# WHAT THIS TASK INVOLVES
Please repeat exactly the lines from the one containing "Extract the structured" through the last line of the records, both included, and nothing else, leaving out any pictures.

# DATA SHOWN
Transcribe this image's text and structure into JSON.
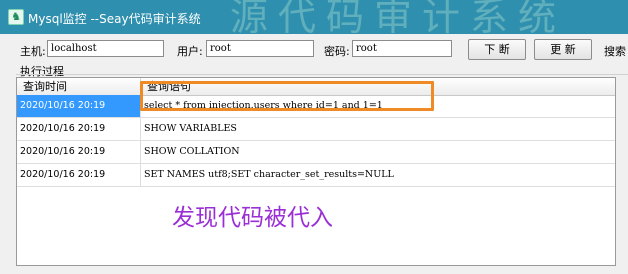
{
  "window": {
    "title": "Mysql监控 --Seay代码审计系统",
    "icon": "seay-app-icon",
    "title_watermark": "源代码审计系统"
  },
  "form": {
    "host_label": "主机:",
    "host_value": "localhost",
    "user_label": "用户:",
    "user_value": "root",
    "password_label": "密码:",
    "password_value": "root",
    "disconnect_button": "下 断",
    "refresh_button": "更 新",
    "search_label": "搜索"
  },
  "group": {
    "label": "执行过程"
  },
  "table": {
    "columns": [
      "查询时间",
      "查询语句"
    ],
    "rows": [
      {
        "time": "2020/10/16 20:19",
        "query": "select * from injection.users where id=1 and 1=1",
        "selected": true
      },
      {
        "time": "2020/10/16 20:19",
        "query": "SHOW VARIABLES",
        "selected": false
      },
      {
        "time": "2020/10/16 20:19",
        "query": "SHOW COLLATION",
        "selected": false
      },
      {
        "time": "2020/10/16 20:19",
        "query": "SET NAMES utf8;SET character_set_results=NULL",
        "selected": false
      }
    ]
  },
  "annotation": {
    "text": "发现代码被代入",
    "color": "#9b2fd6",
    "box_color": "#f08a24"
  },
  "colors": {
    "titlebar": "#2f8fae",
    "selection": "#3399ff"
  }
}
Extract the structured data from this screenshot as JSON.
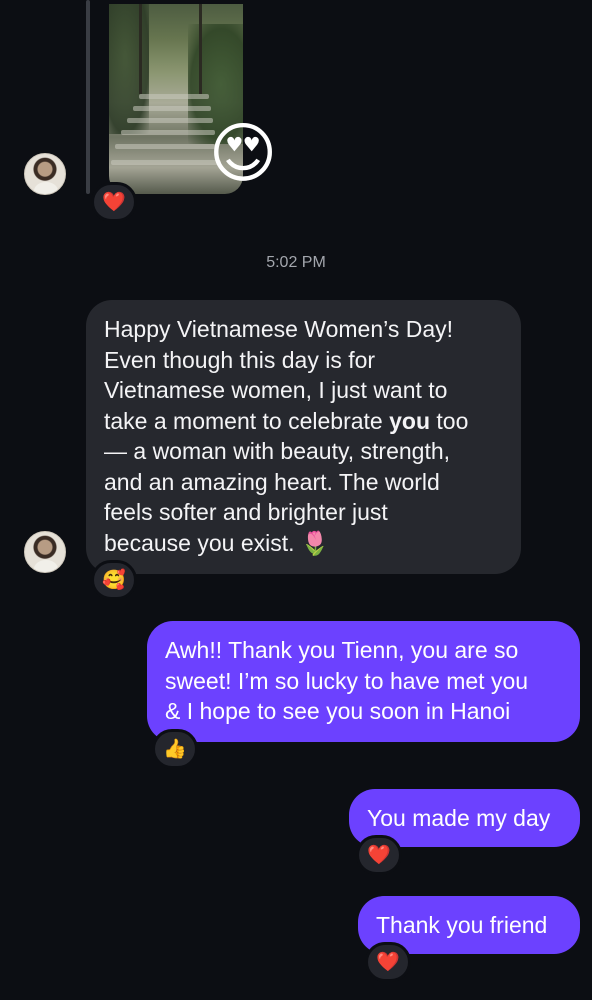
{
  "thread": {
    "photo_reaction": "😍",
    "photo_like": "❤️",
    "timestamp": "5:02 PM",
    "incoming": {
      "line1": "Happy Vietnamese Women’s Day!",
      "line2": "Even though this day is for",
      "line3": "Vietnamese women, I just want to",
      "line4_pre": "take a moment to celebrate ",
      "line4_bold": "you",
      "line4_post": " too",
      "line5": "— a woman with beauty, strength,",
      "line6": "and an amazing heart. The world",
      "line7": "feels softer and brighter just",
      "line8": "because you exist. 🌷",
      "reaction": "🥰"
    },
    "outgoing": [
      {
        "lines": [
          "Awh!! Thank you Tienn, you are so",
          "sweet! I’m so lucky to have met you",
          "& I hope to see you soon in Hanoi"
        ],
        "reaction": "👍"
      },
      {
        "lines": [
          "You made my day"
        ],
        "reaction": "❤️"
      },
      {
        "lines": [
          "Thank you friend"
        ],
        "reaction": "❤️"
      }
    ]
  },
  "colors": {
    "background": "#0c0e13",
    "incoming_bubble": "#26282e",
    "outgoing_bubble": "#6c41ff",
    "timestamp": "#a3a6ad"
  }
}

# ANSWER
Extract the structured data from this screenshot as JSON.
{
  "thread": {
    "photo_reaction": "😍",
    "photo_like": "❤️",
    "timestamp": "5:02 PM",
    "incoming": {
      "line1": "Happy Vietnamese Women’s Day!",
      "line2": "Even though this day is for",
      "line3": "Vietnamese women, I just want to",
      "line4_pre": "take a moment to celebrate ",
      "line4_bold": "you",
      "line4_post": " too",
      "line5": "— a woman with beauty, strength,",
      "line6": "and an amazing heart. The world",
      "line7": "feels softer and brighter just",
      "line8": "because you exist. 🌷",
      "reaction": "🥰"
    },
    "outgoing": [
      {
        "lines": [
          "Awh!! Thank you Tienn, you are so",
          "sweet! I’m so lucky to have met you",
          "& I hope to see you soon in Hanoi"
        ],
        "reaction": "👍"
      },
      {
        "lines": [
          "You made my day"
        ],
        "reaction": "❤️"
      },
      {
        "lines": [
          "Thank you friend"
        ],
        "reaction": "❤️"
      }
    ]
  },
  "colors": {
    "background": "#0c0e13",
    "incoming_bubble": "#26282e",
    "outgoing_bubble": "#6c41ff",
    "timestamp": "#a3a6ad"
  }
}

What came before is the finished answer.